>>>Just thought I'd ask this, before I throw my "adopted" card
>>>in the bin...
>>>
>>>I just installed a TNT2 M64 PCI card into an old 400Mhz machine,
>>>to give the graphics a bit of new life (it was running an on-
>>>board Ati Rage-Pro 8mb).
>>>I've set the primary VGA to PCI in the BIOS, and rebooted, with
>>>the monitor plugged into the nVidia card...
>>>Thats it, all I get is a fuzzy screen with lots of "snow" all
>>>over it.
>>>
>>>Anyone have any ideas, or is it time to send it to the video
>>>scrapyard in the sky..?
>>>
>>>ps I'm running Red Hat linux 9, which detects the card as
>>>a nVidia NV5M64 Riva TNT2 64/64 Pro ... if thats any help
>>>(only found this out when reset my VGA to my onboard adapter)
>>>
>>>Thanks in advance
>>>Graham
>>>
>>
>>Might want to see if there's a BIOS update for that old board. I seem
>>to remember VERY old motherboards having incompatibilities with some TNT's.
>>
>>There are several BIOS options otherwise that can cause problems. The
>>traditional ones are "VGA BIOS Shadow", Shadowing in general, no Assign
>>IRQ to VGA, AGP settings, VESA level, FastWrites, Sideband Addressing,
>>PCI latency (forced), etc.
>>
>>Also, with some boards you actually have to pull a physical jumper to
>>totally disable the onboard video.

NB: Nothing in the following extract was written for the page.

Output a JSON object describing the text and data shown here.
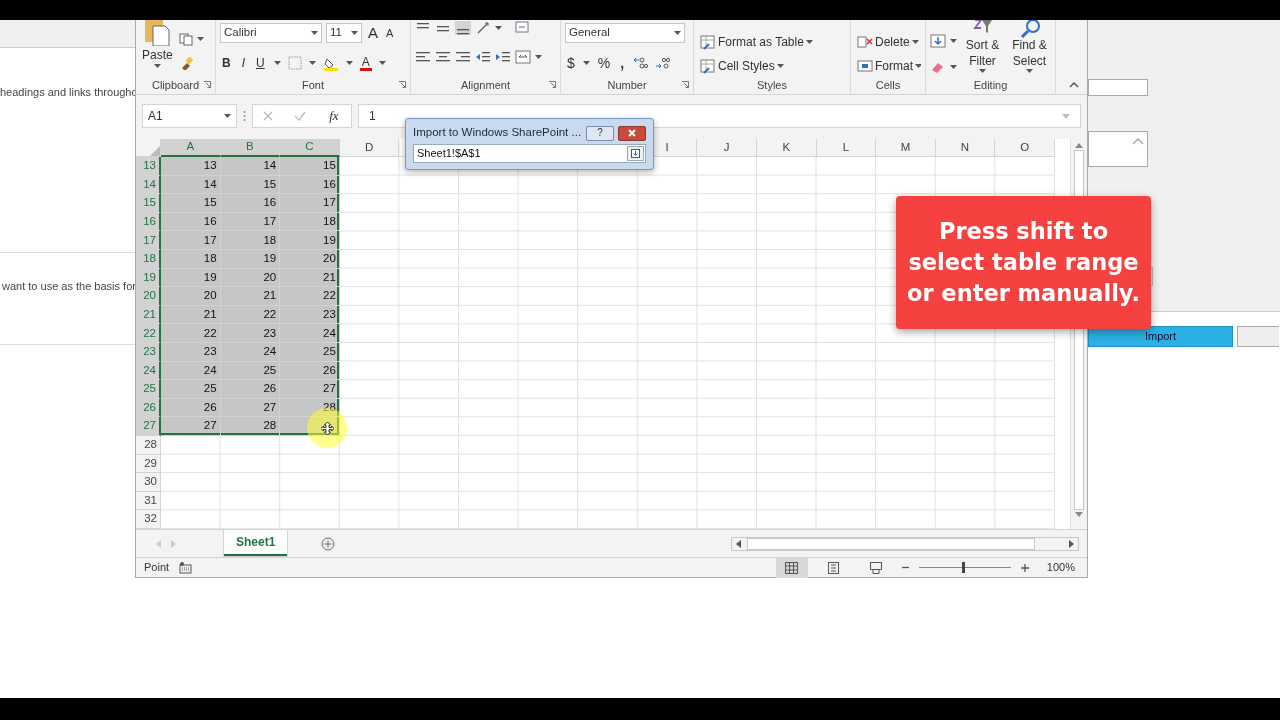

You'll know it when it stops
>>reserving shared system memory for the video RAM.
>>
>>I've always found that a card either boots and doesn't give any errors,
>>or you get a "NO VGA" beep code if it's dead.
>
>
> basically, when I change the BIOS to use the PCI adapter, the output
> switches to the new card, but the output is unreadable, all thats
> displayed on the monitor is some colourful noise....
> I can't even see the bios boot screen, but the machine doesnt
> do any bios error beeps....
> To revert to my on-board card, I have to use the CMOS jumper on
> the motherboard, to reset all BIOS settings back to factory defaults.
>
> I could let the machine boot into windows/linux, but I cant make sense
> of the display, so I cant see what Im doing....
>
> So in essence, the card is driving the display, but all that is
> getting displayed is a lot of junk.....
>
> Anyone.....?
>

Well there is a basic video mode and logic chip built into all graphics
cards. They provide minimal functionality, a character mode, but if you
don't even see the BIOS for the card boot (a small diagnostic message
with the bios revision), it's dead.

See if you can borrow a friend's card or try the TNT2 in his rig, but
otherwise I'd junk it.
!